"We soon came near, as the balls went over us. They had guns, but no powder; we looked in the boxes afterwards and found they were empty," Alligator reported. "When I went inside the log pen, there was three white men alive, whom the negros put to death, after a conversation in English."
With five wounds and a bloodied head, Pvt. Ransome Clark was called "dead enough" by one of the raiders, who stripped him of his clothes and shoes. Clark told his story to authorities after returning to Fort Brooke. His was the only account.
He lay quietly until about 9 p.m., when he and Pvt. Edward Decourcy managed to slip away. The two ran into an Indian on horseback the next day and separated. The Indian followed Decourcy, and Clark heard a rifle shot. Clark hid when the Indian came back and eventually made it to Fort Brooke on Dec. 30 with the story of the massacre.
Three soldiers reportedly survived the massacre.
The Seminoles lost three men and had five wounded.
On Feb. 20, 1836, soldiers under the command of Gen. Edmund P. Gaines stopped at what was already known as the Dade battlefield. Clothing or items still on the bodies were used to identify the officers, who were buried in one trench while the soldiers were buried in two separate trenches. The six-pounder gun was pulled from a pond where the Indians had thrown it and placed at the head of the trenches.
But Dade and his men hadn't found their final resting place.
That would come in 1842, almost seven years after the beginning of the Second Seminole War and nine days before the end of hostilities.
Soldiers were asked to contribute a day's pay in order to gather the members of the Dade command plus other officers who were killed or died from wounds or disease during the war and rebury them in St. Augustine in what was then the gardens of the St. Francis Barracks. Also to be reburied were noncommissioned officers and privates who had died in "circumstances of unusual gallantry."
On Aug. 14, 1842, the bodies came into St. Augustine in wagons, "each covered by the American flag as a pall and drawn by five elegant mules," and the soldiers' remains were buried in three vaults beneath the "Dade Pyramids" in what was called "a grand and imposing spectacle."
Mary Lou Missall was searching for a subject for her master's degree thesis. Someone mentioned the Seminole Indian Wars. She and her husband, John, asked "What are those?" and the two were on their way to what has become a cottage industry.

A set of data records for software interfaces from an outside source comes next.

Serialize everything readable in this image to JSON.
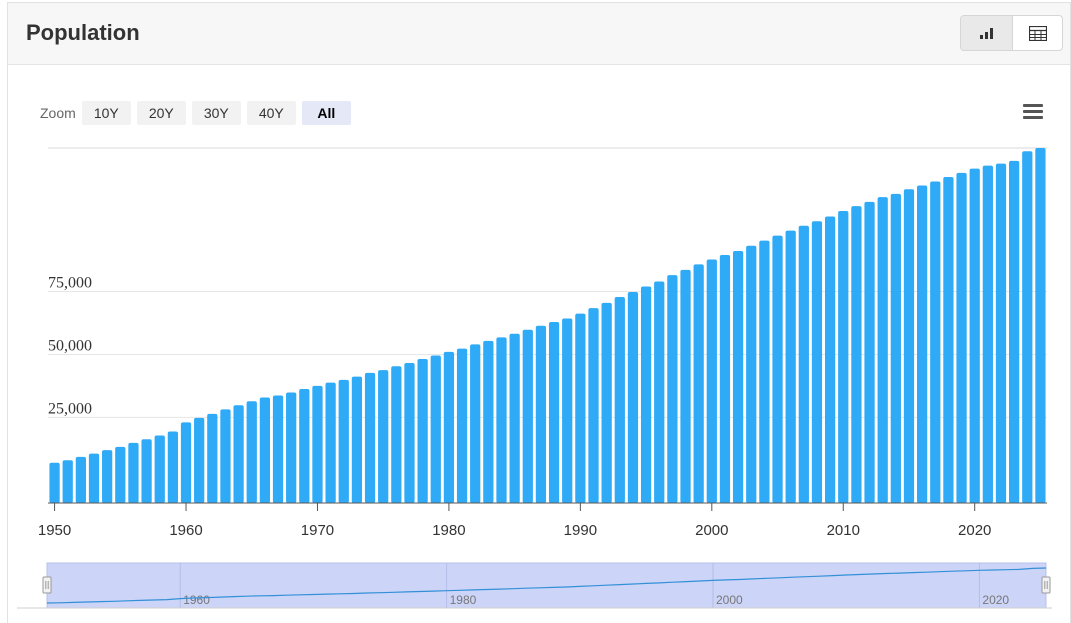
{
  "header": {
    "title": "Population"
  },
  "view_toggle": {
    "chart_icon": "bar-chart-icon",
    "table_icon": "table-icon"
  },
  "zoom": {
    "label": "Zoom",
    "options": [
      "10Y",
      "20Y",
      "30Y",
      "40Y",
      "All"
    ],
    "active": "All"
  },
  "menu_icon": "hamburger-menu-icon",
  "colors": {
    "bar": "#2eaaf7",
    "navigator_fill": "#ccd4f7",
    "navigator_line": "#3390d8",
    "grid": "#e6e6e6"
  },
  "chart_data": {
    "type": "bar",
    "title": "Population",
    "x": [
      1950,
      1951,
      1952,
      1953,
      1954,
      1955,
      1956,
      1957,
      1958,
      1959,
      1960,
      1961,
      1962,
      1963,
      1964,
      1965,
      1966,
      1967,
      1968,
      1969,
      1970,
      1971,
      1972,
      1973,
      1974,
      1975,
      1976,
      1977,
      1978,
      1979,
      1980,
      1981,
      1982,
      1983,
      1984,
      1985,
      1986,
      1987,
      1988,
      1989,
      1990,
      1991,
      1992,
      1993,
      1994,
      1995,
      1996,
      1997,
      1998,
      1999,
      2000,
      2001,
      2002,
      2003,
      2004,
      2005,
      2006,
      2007,
      2008,
      2009,
      2010,
      2011,
      2012,
      2013,
      2014,
      2015,
      2016,
      2017,
      2018,
      2019,
      2020,
      2021,
      2022,
      2023,
      2024,
      2025
    ],
    "values": [
      7000,
      8000,
      9300,
      10600,
      12000,
      13300,
      14900,
      16300,
      17800,
      19400,
      23000,
      24800,
      26400,
      28200,
      29800,
      31400,
      32900,
      33700,
      34900,
      36300,
      37500,
      38800,
      39900,
      41200,
      42700,
      43800,
      45300,
      46600,
      48200,
      49600,
      51000,
      52300,
      54000,
      55400,
      56800,
      58200,
      59800,
      61400,
      62900,
      64300,
      66200,
      68400,
      70500,
      72800,
      74800,
      77000,
      79000,
      81500,
      83600,
      85800,
      87700,
      89500,
      91100,
      93200,
      95200,
      97200,
      99200,
      101100,
      102900,
      104800,
      107000,
      108900,
      110600,
      112500,
      113800,
      115600,
      117100,
      118700,
      120500,
      122100,
      123800,
      125000,
      125800,
      126900,
      130700,
      132000
    ],
    "xlabel": "",
    "ylabel": "",
    "x_ticks": [
      1950,
      1960,
      1970,
      1980,
      1990,
      2000,
      2010,
      2020
    ],
    "y_ticks": [
      25000,
      50000,
      75000
    ],
    "y_tick_labels": [
      "25,000",
      "50,000",
      "75,000"
    ],
    "ylim": [
      -9000,
      132000
    ],
    "grid": true,
    "legend": "none",
    "navigator": {
      "x_ticks": [
        1960,
        1980,
        2000,
        2020
      ]
    }
  }
}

When Mary Lou Missall finished writing her thesis, the couple found themselves with lots of research material. Because they hadn't found one book that gave an overall picture of the lengthy war, they decided to try their hand at filling that gap.
"It was a voyage of discovery," John Missall said. University Press of Florida picked up the book "right away." The book is The Seminole Wars: America's Longest Indian Conflict.
Since then the couple have written pamphlets, more history books and even a novel. They've also become part of the Seminole Wars Foundation Inc.